I’ve been getting admittedly cranky lately with some of the bashing I’ve seen from travel bloggers regarding organized tours. I get it, not all tours are for every traveler, and I’ll be the first (and have been the first) to complain about the annoying throngs of rude tourists who push you out of their way. I’ll also be the first to say that taking a tour with 60 or 100 people is pretty much my worst nightmare, as I’m not a people person, and I hate being treated like a sheep (unless it’s the black sheep…).That said, the general bashing of tours, of the people going on the tours, and constant repeating of how independent travel is the only “right” way to travel is really frustrating to me.When I say organized tours, I’m talking about multi-day tours with transport, guides, food included.
1. Tours can be a highly efficient and more relaxing way of seeing things in a short period of time. There are certain places and things that are really hard to see efficiently and are easier to tour. An organized tour means that you don’t have to be constantly planning, plotting, and scheduling. You don’t have to worry that your transfer isn’t showing up and that you have to get to the next location today because you only have 10 days and have activities scheduled at the next location. Moreover, sometimes on vacation I don’t want to have to worry about the details!
2. All tours are not made equal. Repeat: All organized tours ARE NOT made equal. This echoes what I said above. Come on–the big bus tours with 60 people in Kruger going on safari are light years away from tours with well-known, good operators and 10-12 people.
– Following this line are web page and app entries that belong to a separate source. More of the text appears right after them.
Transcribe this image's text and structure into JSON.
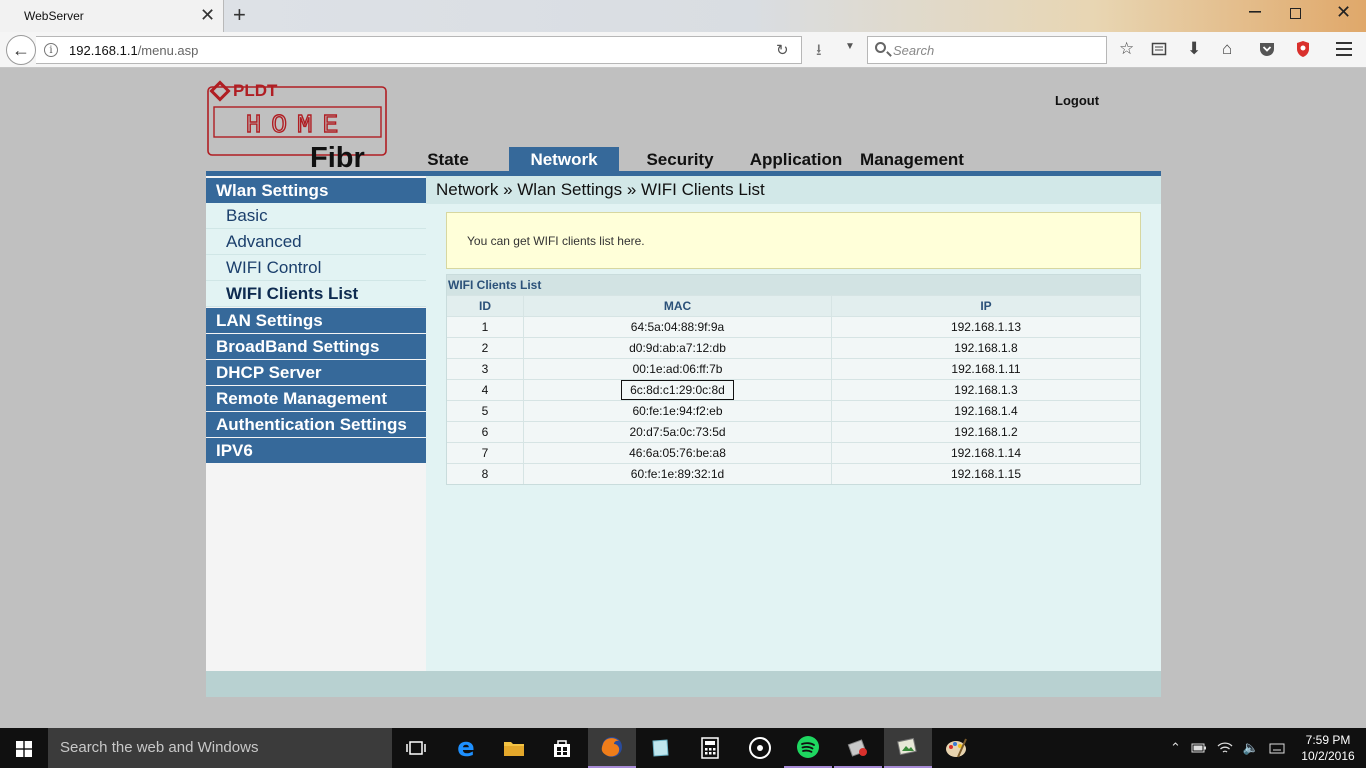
{
  "browser": {
    "tab_title": "WebServer",
    "url_host": "192.168.1.1",
    "url_path": "/menu.asp",
    "search_placeholder": "Search"
  },
  "header": {
    "logo_top": "PLDT",
    "logo_mid": "HOME",
    "logo_bottom": "Fibr",
    "logout": "Logout",
    "tabs": [
      "State",
      "Network",
      "Security",
      "Application",
      "Management"
    ],
    "active_tab": "Network"
  },
  "sidebar": {
    "wlan_title": "Wlan Settings",
    "wlan_items": [
      "Basic",
      "Advanced",
      "WIFI Control",
      "WIFI Clients List"
    ],
    "active_item": "WIFI Clients List",
    "sections": [
      "LAN Settings",
      "BroadBand Settings",
      "DHCP Server",
      "Remote Management",
      "Authentication Settings",
      "IPV6"
    ]
  },
  "content": {
    "breadcrumb": "Network » Wlan Settings » WIFI Clients List",
    "notice": "You can get WIFI clients list here.",
    "table_title": "WIFI Clients List",
    "columns": [
      "ID",
      "MAC",
      "IP"
    ],
    "rows": [
      {
        "id": "1",
        "mac": "64:5a:04:88:9f:9a",
        "ip": "192.168.1.13"
      },
      {
        "id": "2",
        "mac": "d0:9d:ab:a7:12:db",
        "ip": "192.168.1.8"
      },
      {
        "id": "3",
        "mac": "00:1e:ad:06:ff:7b",
        "ip": "192.168.1.11"
      },
      {
        "id": "4",
        "mac": "6c:8d:c1:29:0c:8d",
        "ip": "192.168.1.3"
      },
      {
        "id": "5",
        "mac": "60:fe:1e:94:f2:eb",
        "ip": "192.168.1.4"
      },
      {
        "id": "6",
        "mac": "20:d7:5a:0c:73:5d",
        "ip": "192.168.1.2"
      },
      {
        "id": "7",
        "mac": "46:6a:05:76:be:a8",
        "ip": "192.168.1.14"
      },
      {
        "id": "8",
        "mac": "60:fe:1e:89:32:1d",
        "ip": "192.168.1.15"
      }
    ]
  },
  "taskbar": {
    "search_text": "Search the web and Windows",
    "time": "7:59 PM",
    "date": "10/2/2016"
  },
  "colors": {
    "brand_blue": "#36699a",
    "logo_red": "#b01e23"
  }
}
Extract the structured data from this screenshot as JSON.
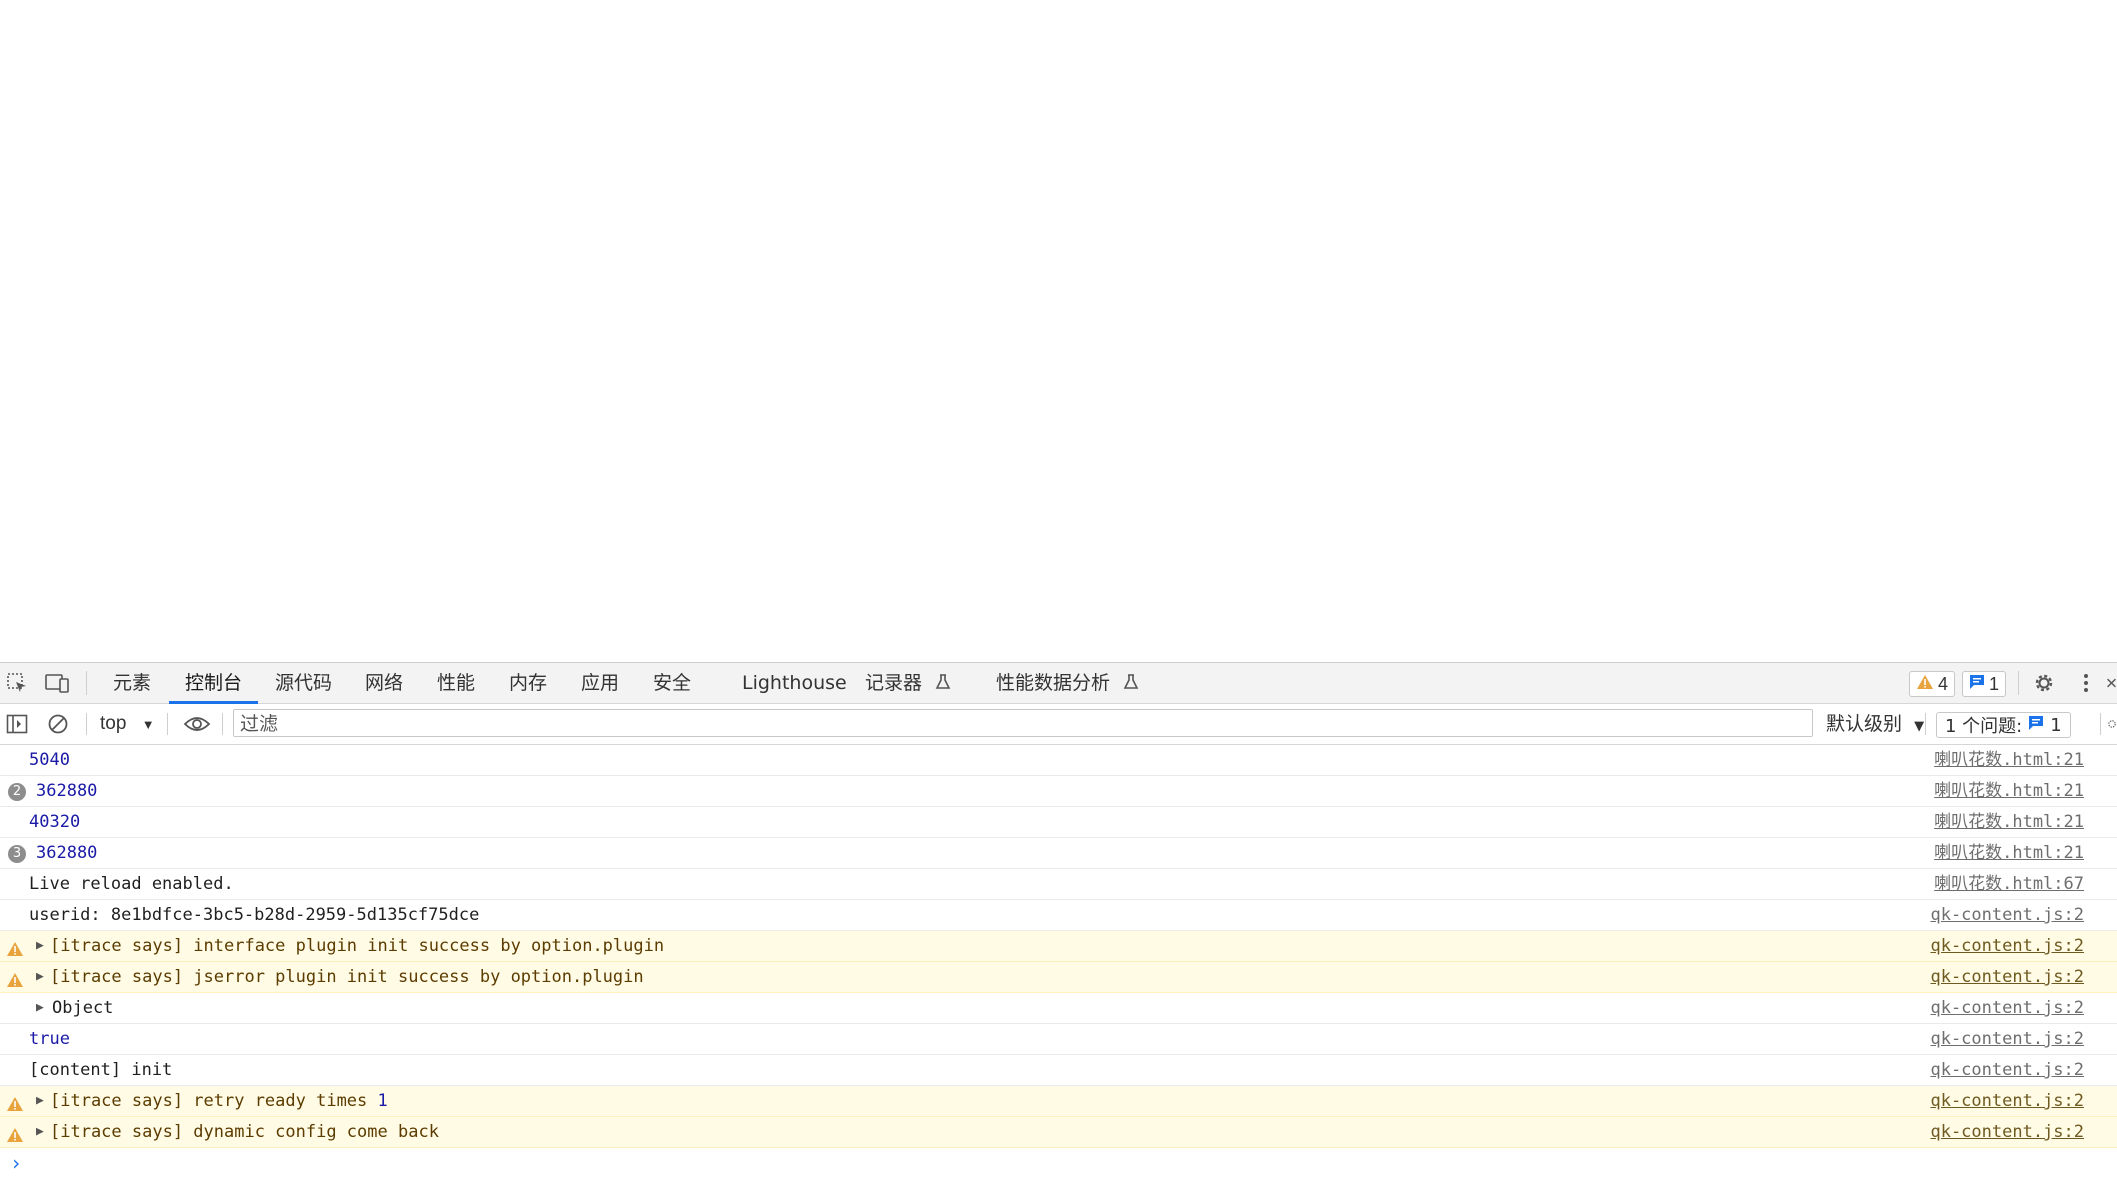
{
  "devtools": {
    "tabs": [
      {
        "label": "元素"
      },
      {
        "label": "控制台"
      },
      {
        "label": "源代码"
      },
      {
        "label": "网络"
      },
      {
        "label": "性能"
      },
      {
        "label": "内存"
      },
      {
        "label": "应用"
      },
      {
        "label": "安全"
      },
      {
        "label": "Lighthouse"
      },
      {
        "label": "记录器"
      },
      {
        "label": "性能数据分析"
      }
    ],
    "warning_count": "4",
    "message_count": "1"
  },
  "console_toolbar": {
    "context": "top",
    "filter_placeholder": "过滤",
    "level": "默认级别",
    "issues_label": "1 个问题:",
    "issues_count": "1"
  },
  "log": [
    {
      "type": "log",
      "message": "5040",
      "source": "喇叭花数.html:21"
    },
    {
      "type": "log",
      "count": "2",
      "message": "362880",
      "source": "喇叭花数.html:21"
    },
    {
      "type": "log",
      "message": "40320",
      "source": "喇叭花数.html:21"
    },
    {
      "type": "log",
      "count": "3",
      "message": "362880",
      "source": "喇叭花数.html:21"
    },
    {
      "type": "log",
      "message": "Live reload enabled.",
      "source": "喇叭花数.html:67"
    },
    {
      "type": "log",
      "message": "userid: 8e1bdfce-3bc5-b28d-2959-5d135cf75dce",
      "source": "qk-content.js:2"
    },
    {
      "type": "warn",
      "message": "[itrace says] interface plugin init success by option.plugin",
      "source": "qk-content.js:2"
    },
    {
      "type": "warn",
      "message": "[itrace says] jserror plugin init success by option.plugin",
      "source": "qk-content.js:2"
    },
    {
      "type": "log",
      "message": "Object",
      "source": "qk-content.js:2"
    },
    {
      "type": "log",
      "message": "true",
      "source": "qk-content.js:2"
    },
    {
      "type": "log",
      "message": "[content] init",
      "source": "qk-content.js:2"
    },
    {
      "type": "warn",
      "message": "[itrace says] retry ready times",
      "message_num": "1",
      "source": "qk-content.js:2"
    },
    {
      "type": "warn",
      "message": "[itrace says] dynamic config come back",
      "source": "qk-content.js:2"
    }
  ]
}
Yes, I realize much of this has to do with what you can afford, but I really dislike that these tours get lumped together and crapped on together. Perhaps most importantly, tour companies vary widely on their treatment of employees, approach to conservation and environment issues, cultural learning, etc. This also relates directly to the next three points…
3. You can be just as isolated/un-immersed in a ritzy hotel, traveling independently, as you can be in an organized tour (YOUR CHOICE!) This is one of my pet peeves–those who stress independent travel, then go to a resort and don’t leave, or leave to go see the popular sights, go to a nice restaurant, and return to the hotel and claim that their experience was more “authentic” than someone who went on a tour. What a load of crap. A trip is what you make of it, and who and how you choose to engage, regardless of how you travel. While big box tours may not offer such opportunities, smaller tours most definitely do.
4. Tours are NOT just for people that haven’t traveled, or are uncomfortable traveling independently. Again, seriously? Some of the most interesting people I’ve ever met were on tours. Incredible, inspiring, people. People with amazing careers. Fun life stories. Most have traveled independently quite extensively, and are at ease in different cultures. Yes, we’ve had some real doozies on tours too (people that required apologizing for…never fun). But this has truly been the exception, not the rule. Again, depends on the type of tour–please see #2!
5. Not all tours are “bad deals” when you add up the cost of all the hotels, meals, and services. The constant implication (or explicit complaint) that all tours are rip-offs is just silly. Yup, there are rip-offs, but if you aren’t paying attention, you can be ripped off whether you spend $800 on a sh*tty Groupon deal or $10,000 on a tour that should have been $5,000. Price out how much services and hotels would be separately, to avoid paying a “luxury” tour company $1000 a night for a room that is selling for $150 online. Be an educated consumer and be sure that you are paying for what you get; but avoid falling into the trap of thinking that just because it says tour that it just has to be overpriced.
Do you think there is a time and a place for organized tours? What has your experience been?